Exercise ::
Please state how many lines of the records hold the string "Gráfico", giving nothing but the number.

Record excerpts ::
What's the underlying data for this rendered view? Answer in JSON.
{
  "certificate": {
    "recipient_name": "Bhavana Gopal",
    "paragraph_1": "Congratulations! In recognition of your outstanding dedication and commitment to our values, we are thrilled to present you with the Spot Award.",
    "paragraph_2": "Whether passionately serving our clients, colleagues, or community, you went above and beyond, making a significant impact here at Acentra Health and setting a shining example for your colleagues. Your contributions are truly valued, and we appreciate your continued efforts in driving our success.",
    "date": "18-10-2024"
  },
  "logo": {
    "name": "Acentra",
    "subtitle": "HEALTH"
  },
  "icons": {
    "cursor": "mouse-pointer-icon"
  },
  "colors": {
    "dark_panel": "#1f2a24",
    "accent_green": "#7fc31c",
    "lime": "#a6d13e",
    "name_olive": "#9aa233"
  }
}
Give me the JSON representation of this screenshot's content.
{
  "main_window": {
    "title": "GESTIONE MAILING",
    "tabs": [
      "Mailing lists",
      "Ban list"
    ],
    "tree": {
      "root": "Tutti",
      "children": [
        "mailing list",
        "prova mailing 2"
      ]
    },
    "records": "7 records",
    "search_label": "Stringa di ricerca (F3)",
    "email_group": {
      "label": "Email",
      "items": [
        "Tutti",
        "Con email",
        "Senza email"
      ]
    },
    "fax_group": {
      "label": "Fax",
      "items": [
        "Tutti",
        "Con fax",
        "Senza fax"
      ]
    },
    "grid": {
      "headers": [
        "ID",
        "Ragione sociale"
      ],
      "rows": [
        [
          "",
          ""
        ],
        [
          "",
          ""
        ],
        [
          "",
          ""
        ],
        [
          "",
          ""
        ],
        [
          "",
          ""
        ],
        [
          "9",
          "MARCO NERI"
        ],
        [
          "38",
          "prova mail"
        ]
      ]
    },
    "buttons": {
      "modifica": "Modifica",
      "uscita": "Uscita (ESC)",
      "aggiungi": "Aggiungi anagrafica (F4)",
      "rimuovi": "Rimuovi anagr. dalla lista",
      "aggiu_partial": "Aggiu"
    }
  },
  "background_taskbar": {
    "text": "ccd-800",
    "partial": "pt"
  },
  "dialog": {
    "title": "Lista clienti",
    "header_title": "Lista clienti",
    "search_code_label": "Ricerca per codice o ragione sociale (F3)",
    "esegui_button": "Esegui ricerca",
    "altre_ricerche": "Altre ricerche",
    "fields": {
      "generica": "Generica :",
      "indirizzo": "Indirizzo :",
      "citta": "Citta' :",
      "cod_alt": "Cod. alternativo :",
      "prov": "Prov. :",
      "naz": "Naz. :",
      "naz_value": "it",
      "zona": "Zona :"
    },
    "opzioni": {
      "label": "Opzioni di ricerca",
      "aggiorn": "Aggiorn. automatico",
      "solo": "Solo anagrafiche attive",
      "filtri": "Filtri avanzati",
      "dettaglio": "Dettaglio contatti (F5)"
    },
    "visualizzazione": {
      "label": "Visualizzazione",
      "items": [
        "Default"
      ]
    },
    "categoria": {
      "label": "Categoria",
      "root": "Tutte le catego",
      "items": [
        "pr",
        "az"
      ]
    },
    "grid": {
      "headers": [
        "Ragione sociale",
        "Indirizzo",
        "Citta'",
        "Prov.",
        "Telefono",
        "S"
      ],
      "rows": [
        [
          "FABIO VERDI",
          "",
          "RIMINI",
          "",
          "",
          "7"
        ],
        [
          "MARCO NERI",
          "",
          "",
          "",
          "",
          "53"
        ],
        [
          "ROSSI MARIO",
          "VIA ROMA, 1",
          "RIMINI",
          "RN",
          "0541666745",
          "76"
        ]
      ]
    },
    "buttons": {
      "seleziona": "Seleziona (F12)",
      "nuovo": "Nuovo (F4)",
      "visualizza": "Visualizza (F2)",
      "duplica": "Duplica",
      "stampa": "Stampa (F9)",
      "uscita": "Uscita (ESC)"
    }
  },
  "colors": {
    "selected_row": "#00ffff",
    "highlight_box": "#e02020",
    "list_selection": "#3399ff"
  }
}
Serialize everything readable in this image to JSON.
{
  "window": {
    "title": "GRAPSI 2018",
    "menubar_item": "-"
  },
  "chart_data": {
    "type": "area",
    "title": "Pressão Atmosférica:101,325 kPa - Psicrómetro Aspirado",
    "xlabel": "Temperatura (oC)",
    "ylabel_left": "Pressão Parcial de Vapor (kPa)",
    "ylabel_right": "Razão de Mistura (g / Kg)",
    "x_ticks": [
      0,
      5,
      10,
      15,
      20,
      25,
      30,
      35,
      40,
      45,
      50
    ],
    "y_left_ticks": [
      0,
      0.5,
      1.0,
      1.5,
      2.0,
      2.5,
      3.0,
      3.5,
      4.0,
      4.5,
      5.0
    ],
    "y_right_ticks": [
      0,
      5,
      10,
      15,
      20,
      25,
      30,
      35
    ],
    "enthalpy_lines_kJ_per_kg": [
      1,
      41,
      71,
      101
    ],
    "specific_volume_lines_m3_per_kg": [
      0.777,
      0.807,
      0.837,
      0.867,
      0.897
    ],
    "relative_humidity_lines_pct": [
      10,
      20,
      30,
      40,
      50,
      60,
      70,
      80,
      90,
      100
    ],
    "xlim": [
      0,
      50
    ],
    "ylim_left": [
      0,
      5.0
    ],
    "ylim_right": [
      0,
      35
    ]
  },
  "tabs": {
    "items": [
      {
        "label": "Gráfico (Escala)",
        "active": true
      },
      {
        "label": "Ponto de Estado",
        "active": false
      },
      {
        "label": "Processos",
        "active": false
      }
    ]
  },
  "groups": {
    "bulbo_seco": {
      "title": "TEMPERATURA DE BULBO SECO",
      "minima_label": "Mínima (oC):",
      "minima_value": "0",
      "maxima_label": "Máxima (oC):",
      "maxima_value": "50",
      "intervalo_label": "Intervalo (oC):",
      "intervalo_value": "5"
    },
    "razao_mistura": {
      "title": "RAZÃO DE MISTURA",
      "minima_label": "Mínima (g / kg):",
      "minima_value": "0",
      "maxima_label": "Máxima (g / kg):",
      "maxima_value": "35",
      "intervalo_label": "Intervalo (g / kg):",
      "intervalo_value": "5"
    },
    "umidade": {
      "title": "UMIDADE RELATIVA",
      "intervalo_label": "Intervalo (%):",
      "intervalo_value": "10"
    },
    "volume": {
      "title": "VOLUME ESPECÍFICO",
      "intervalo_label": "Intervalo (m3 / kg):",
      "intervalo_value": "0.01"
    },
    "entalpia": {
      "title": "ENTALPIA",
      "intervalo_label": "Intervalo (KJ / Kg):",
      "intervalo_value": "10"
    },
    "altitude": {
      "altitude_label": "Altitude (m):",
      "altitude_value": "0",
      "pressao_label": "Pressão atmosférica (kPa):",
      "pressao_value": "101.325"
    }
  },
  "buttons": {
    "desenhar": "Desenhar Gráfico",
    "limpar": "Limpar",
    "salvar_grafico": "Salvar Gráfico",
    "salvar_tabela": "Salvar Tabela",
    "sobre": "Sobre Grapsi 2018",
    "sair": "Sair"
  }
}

Solution to this exercise ::
3